- **Your assignment**: Report each line of the listing below that holds "Lean".

- **Information shown**:
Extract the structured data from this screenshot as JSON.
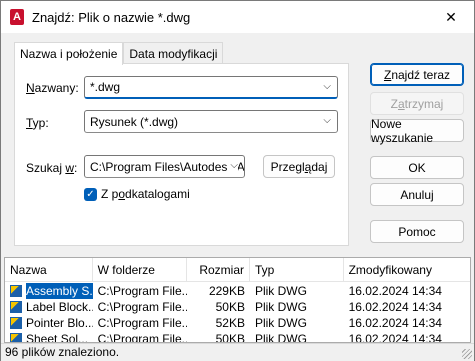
{
  "window": {
    "title": "Znajdź: Plik o nazwie *.dwg",
    "app_icon_letter": "A",
    "close_glyph": "✕"
  },
  "tabs": [
    {
      "label": "Nazwa i położenie"
    },
    {
      "label": "Data modyfikacji"
    }
  ],
  "form": {
    "name_label_u": "N",
    "name_label_rest": "azwany:",
    "name_value": "*.dwg",
    "type_label_u": "T",
    "type_label_rest": "yp:",
    "type_value": "Rysunek (*.dwg)",
    "lookin_label_pre": "Szukaj ",
    "lookin_label_u": "w",
    "lookin_label_post": ":",
    "lookin_value": "C:\\Program Files\\Autodesk\\A",
    "browse_pre": "Przegl",
    "browse_u": "ą",
    "browse_post": "daj",
    "subfolders_pre": "Z p",
    "subfolders_u": "o",
    "subfolders_post": "dkatalogami",
    "subfolders_checked": true
  },
  "buttons": {
    "find_now_pre": "",
    "find_now_u": "Z",
    "find_now_post": "najdź teraz",
    "stop_pre": "Z",
    "stop_u": "a",
    "stop_post": "trzymaj",
    "new_search": "Nowe wyszukanie",
    "ok": "OK",
    "cancel": "Anuluj",
    "help": "Pomoc"
  },
  "results": {
    "columns": [
      "Nazwa",
      "W folderze",
      "Rozmiar",
      "Typ",
      "Zmodyfikowany"
    ],
    "rows": [
      {
        "name": "Assembly S...",
        "folder": "C:\\Program File...",
        "size": "229KB",
        "type": "Plik DWG",
        "modified": "16.02.2024 14:34",
        "selected": true
      },
      {
        "name": "Label Block...",
        "folder": "C:\\Program File...",
        "size": "50KB",
        "type": "Plik DWG",
        "modified": "16.02.2024 14:34",
        "selected": false
      },
      {
        "name": "Pointer Blo...",
        "folder": "C:\\Program File...",
        "size": "52KB",
        "type": "Plik DWG",
        "modified": "16.02.2024 14:34",
        "selected": false
      },
      {
        "name": "Sheet Sol...",
        "folder": "C:\\Program File...",
        "size": "50KB",
        "type": "Plik DWG",
        "modified": "16.02.2024 14:34",
        "selected": false
      }
    ]
  },
  "status": "96 plików znaleziono.",
  "colors": {
    "accent": "#005fb8",
    "app_icon": "#c8102e"
  }
}
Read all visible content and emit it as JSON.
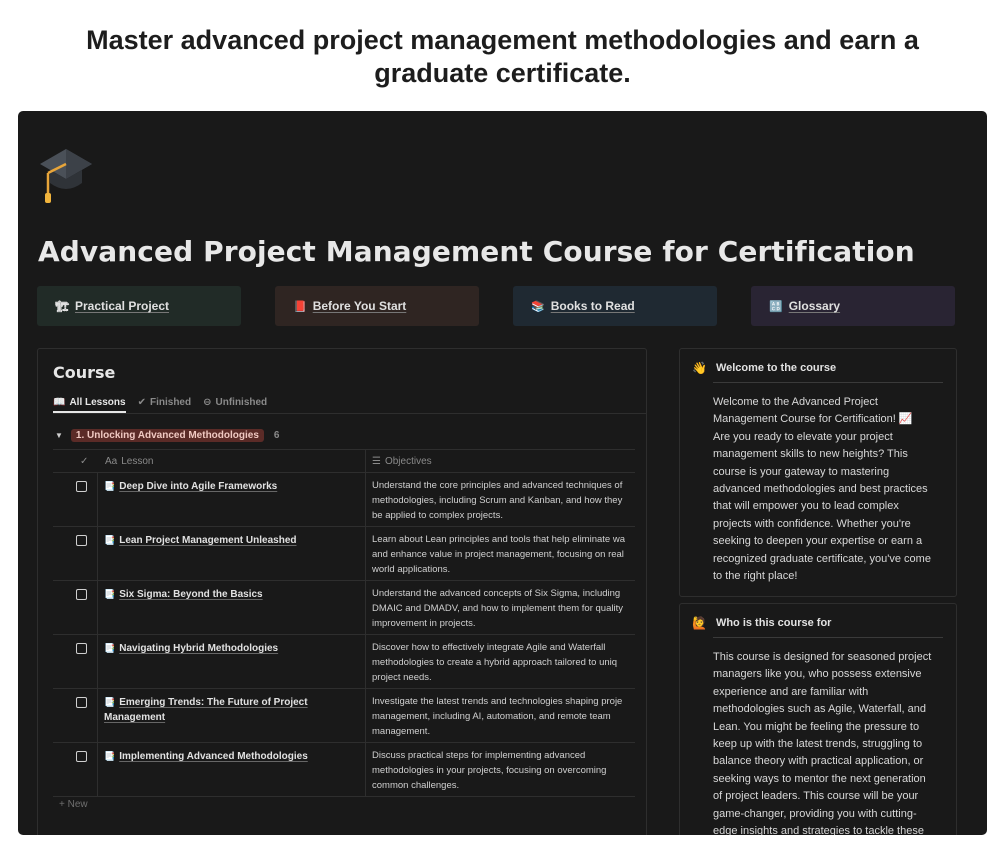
{
  "headline": {
    "line1": "Master advanced project management methodologies and earn a",
    "line2": "graduate certificate."
  },
  "page": {
    "icon": "graduation-cap-icon",
    "title": "Advanced Project Management Course for Certification"
  },
  "links": [
    {
      "icon": "🏗",
      "label": "Practical Project"
    },
    {
      "icon": "📕",
      "label": "Before You Start"
    },
    {
      "icon": "📚",
      "label": "Books to Read"
    },
    {
      "icon": "🔠",
      "label": "Glossary"
    }
  ],
  "course": {
    "title": "Course",
    "tabs": [
      {
        "icon": "📖",
        "label": "All Lessons"
      },
      {
        "icon": "✔",
        "label": "Finished"
      },
      {
        "icon": "⊖",
        "label": "Unfinished"
      }
    ],
    "group": {
      "name": "1. Unlocking Advanced Methodologies",
      "count": "6"
    },
    "columns": {
      "lesson": "Lesson",
      "lesson_icon": "Aa",
      "objectives": "Objectives"
    },
    "rows": [
      {
        "lesson": "Deep Dive into Agile Frameworks",
        "lesson2": "",
        "obj1": "Understand the core principles and advanced techniques of",
        "obj2": "methodologies, including Scrum and Kanban, and how they",
        "obj3": "be applied to complex projects."
      },
      {
        "lesson": "Lean Project Management Unleashed",
        "lesson2": "",
        "obj1": "Learn about Lean principles and tools that help eliminate wa",
        "obj2": "and enhance value in project management, focusing on real",
        "obj3": "world applications."
      },
      {
        "lesson": "Six Sigma: Beyond the Basics",
        "lesson2": "",
        "obj1": "Understand the advanced concepts of Six Sigma, including",
        "obj2": "DMAIC and DMADV, and how to implement them for quality",
        "obj3": "improvement in projects."
      },
      {
        "lesson": "Navigating Hybrid Methodologies",
        "lesson2": "",
        "obj1": "Discover how to effectively integrate Agile and Waterfall",
        "obj2": "methodologies to create a hybrid approach tailored to uniq",
        "obj3": "project needs."
      },
      {
        "lesson": "Emerging Trends: The Future of Project",
        "lesson2": "Management",
        "obj1": "Investigate the latest trends and technologies shaping proje",
        "obj2": "management, including AI, automation, and remote team",
        "obj3": "management."
      },
      {
        "lesson": "Implementing Advanced Methodologies",
        "lesson2": "",
        "obj1": "Discuss practical steps for implementing advanced",
        "obj2": "methodologies in your projects, focusing on overcoming",
        "obj3": "common challenges."
      }
    ],
    "new_label": "+ New"
  },
  "welcome": {
    "icon": "👋",
    "title": "Welcome to the course",
    "lines": [
      "Welcome to the Advanced Project",
      "Management Course for Certification! 📈",
      "Are you ready to elevate your project",
      "management skills to new heights? This",
      "course is your gateway to mastering",
      "advanced methodologies and best practices",
      "that will empower you to lead complex",
      "projects with confidence. Whether you're",
      "seeking to deepen your expertise or earn a",
      "recognized graduate certificate, you've come",
      "to the right place!"
    ]
  },
  "who": {
    "icon": "🙋",
    "title": "Who is this course for",
    "lines": [
      "This course is designed for seasoned project",
      "managers like you, who possess extensive",
      "experience and are familiar with",
      "methodologies such as Agile, Waterfall, and",
      "Lean. You might be feeling the pressure to",
      "keep up with the latest trends, struggling to",
      "balance theory with practical application, or",
      "seeking ways to mentor the next generation",
      "of project leaders. This course will be your",
      "game-changer, providing you with cutting-",
      "edge insights and strategies to tackle these"
    ]
  }
}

- **Solved problem**:
        "lesson": "Lean Project Management Unleashed",
        "obj1": "Learn about Lean principles and tools that help eliminate wa",
      "Lean. You might be feeling the pressure to",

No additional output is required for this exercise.